SASKATOON – As a five-year study of the climate and hydrology of Western Canada comes to an end, researchers at the University of Saskatchewan (U of S) say they have diagnosed the water-borne effects of recent climate change and are now predicting future impacts including floods, droughts, and extreme weather events that could save lives and prevent billions of dollars in damages.
These findings from the U of S-led Changing Cold Regions Network (CCRN) are presented in the documentary, The Changing Climate and Environment of Western Canada, where researchers have measured unprecedented changes that include rising temperatures, rapidly melting glaciers, more severe extreme weather events, and changes to the timing and volume of river flows.
“We are undergoing the most rapid warming of the planet’s cold regions in the history of humanity,” said Howard Wheater, Canada Excellence Research Chair in Water Security and director of the Global Institute for Water Security at the U of S. “Monitoring and diagnosing these unprecedented changes and trying to understand what the future holds in Western Canada’s interior is key to the future security of this country and the world.”

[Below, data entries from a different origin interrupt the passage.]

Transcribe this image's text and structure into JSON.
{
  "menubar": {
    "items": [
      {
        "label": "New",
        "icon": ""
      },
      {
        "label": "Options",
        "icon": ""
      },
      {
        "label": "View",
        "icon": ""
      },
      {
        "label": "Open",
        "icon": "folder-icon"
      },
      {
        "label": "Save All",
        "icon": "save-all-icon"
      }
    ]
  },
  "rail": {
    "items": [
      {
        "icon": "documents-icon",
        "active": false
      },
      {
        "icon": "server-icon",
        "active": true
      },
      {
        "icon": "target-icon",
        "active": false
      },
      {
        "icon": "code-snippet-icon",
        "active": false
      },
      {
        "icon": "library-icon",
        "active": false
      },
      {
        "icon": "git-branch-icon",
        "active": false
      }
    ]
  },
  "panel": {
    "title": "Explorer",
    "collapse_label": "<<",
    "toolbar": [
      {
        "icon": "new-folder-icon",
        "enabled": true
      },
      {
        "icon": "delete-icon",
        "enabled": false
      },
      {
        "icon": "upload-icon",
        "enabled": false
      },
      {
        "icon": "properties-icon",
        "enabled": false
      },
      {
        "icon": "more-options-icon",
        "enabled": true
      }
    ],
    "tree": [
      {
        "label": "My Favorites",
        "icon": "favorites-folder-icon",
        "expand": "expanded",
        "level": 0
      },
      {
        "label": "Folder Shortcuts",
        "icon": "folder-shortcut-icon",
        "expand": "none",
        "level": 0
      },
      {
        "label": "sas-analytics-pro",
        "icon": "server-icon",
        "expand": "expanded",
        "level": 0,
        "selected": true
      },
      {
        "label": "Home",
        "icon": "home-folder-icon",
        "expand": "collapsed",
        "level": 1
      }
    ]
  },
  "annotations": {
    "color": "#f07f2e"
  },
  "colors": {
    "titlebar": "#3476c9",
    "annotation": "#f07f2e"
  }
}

Wheater says that these rapid changes have put tremendous pressure on the land, water and vegetation, posing important challenges for society.
“How do we manage water security in the face of rapid change and uncertain water futures? Thanks to everyone involved with CCRN, we are in a much better position.”
CCRN research uses historical information and novel computer models to predict changes in everything from weather patterns and overall climate, to the potential for floods, droughts, and wildfires.
Scientist now say there is greater warming and wetting occurring in northwestern Canada – large areas of the Yukon and Northwest Territories – that is causing rapid permafrost thaw and summers that are longer and rainier. The data shows that winter minimum temperatures in the region have gone up by as much as eight degrees and average temperatures by as much as four to five degrees over the past 50 years.
In the last five years, the provinces of Manitoba, Saskatchewan, Alberta and British Columbia, have experienced the most extreme floods and droughts in recorded history, and shifts in the timing and location of floods, fires and droughts are now evident. The research also shows that winter minimum temperatures have gone up four to five degrees, with average temperatures up two to three degrees.
Across all of Western Canada, winters are as much as two months shorter since the 1970’s, with reduced snow cover and depth.
“This warming has had tremendous impacts on the environment, including the added stresses on our mountain glaciers,” said John Pomeroy, Canada Research Chair in Water Resources and Climate Change at the U of S and director of the recently created Global Water Futures program.
Pomeroy says the source waters for both the Mackenzie and the Saskatchewan River Basins come from the Rocky Mountains, but climate warming is reducing some snowpacks and melting the glaciers that feed and maintain the river flows. Some, like the Athabasca Glacier, are retreating at a rate of five to six metres per year.
“This rapid melt means that in the Canadian Rockies, it will eventually be difficult to see any glaciers from the Icefields Parkway in Banff National Park, where only greatly reduced remnants of the major icefields will persist by the end of this century.”
Pomeroy says these findings are a call to action and a chance to keep from repeating the mistakes of the past.
“We can look to mitigate damages and get people out of flood plains before the waters rise. We can identify areas that are likely to experience extreme fires or droughts before they happen. We can help manage our crop and food production across the prairies,” says Pomeroy.
“Our water future is precarious and we are doing everything we can to look after it.”
About the documentary: